ABOUT THIS EXERCISE:
Copy each line of the records that holds the string "CBRS".

▬▬▬▬▬▬

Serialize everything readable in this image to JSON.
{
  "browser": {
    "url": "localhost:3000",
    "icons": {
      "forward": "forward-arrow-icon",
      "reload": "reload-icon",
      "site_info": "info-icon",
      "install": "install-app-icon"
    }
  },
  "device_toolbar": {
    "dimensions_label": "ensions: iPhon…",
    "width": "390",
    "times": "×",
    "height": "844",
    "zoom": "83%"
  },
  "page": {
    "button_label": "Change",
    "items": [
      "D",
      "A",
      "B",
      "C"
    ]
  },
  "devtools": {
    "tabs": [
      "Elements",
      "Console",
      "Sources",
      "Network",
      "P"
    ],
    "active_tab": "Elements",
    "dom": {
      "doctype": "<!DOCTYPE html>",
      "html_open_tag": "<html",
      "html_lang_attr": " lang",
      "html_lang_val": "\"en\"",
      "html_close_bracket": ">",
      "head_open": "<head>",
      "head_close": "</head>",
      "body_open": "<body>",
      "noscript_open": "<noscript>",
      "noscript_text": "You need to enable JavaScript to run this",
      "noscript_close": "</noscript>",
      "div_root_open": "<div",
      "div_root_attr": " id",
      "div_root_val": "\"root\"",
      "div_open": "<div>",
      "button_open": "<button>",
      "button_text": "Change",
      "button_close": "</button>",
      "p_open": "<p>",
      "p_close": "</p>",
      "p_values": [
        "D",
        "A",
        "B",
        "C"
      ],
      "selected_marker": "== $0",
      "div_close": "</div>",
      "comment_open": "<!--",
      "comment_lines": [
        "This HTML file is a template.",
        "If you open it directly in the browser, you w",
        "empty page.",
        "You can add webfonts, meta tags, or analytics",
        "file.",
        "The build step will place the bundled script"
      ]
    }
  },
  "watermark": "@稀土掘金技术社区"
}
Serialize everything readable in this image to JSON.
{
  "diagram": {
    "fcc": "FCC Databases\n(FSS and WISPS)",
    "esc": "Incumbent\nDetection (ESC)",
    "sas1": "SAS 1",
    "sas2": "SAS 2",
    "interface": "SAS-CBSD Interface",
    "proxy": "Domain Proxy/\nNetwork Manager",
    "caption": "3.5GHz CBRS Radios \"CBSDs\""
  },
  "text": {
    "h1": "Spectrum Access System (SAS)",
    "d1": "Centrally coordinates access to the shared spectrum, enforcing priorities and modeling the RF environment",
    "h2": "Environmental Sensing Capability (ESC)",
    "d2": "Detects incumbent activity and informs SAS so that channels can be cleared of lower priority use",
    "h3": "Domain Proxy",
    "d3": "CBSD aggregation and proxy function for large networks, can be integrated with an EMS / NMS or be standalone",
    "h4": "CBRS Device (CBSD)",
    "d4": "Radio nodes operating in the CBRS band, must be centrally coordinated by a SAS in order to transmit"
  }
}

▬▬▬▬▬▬

SOLUTION TO THIS TASK:
    "caption": "3.5GHz CBRS Radios \"CBSDs\""
    "h4": "CBRS Device (CBSD)",
    "d4": "Radio nodes operating in the CBRS band, must be centrally coordinated by a SAS in order to transmit"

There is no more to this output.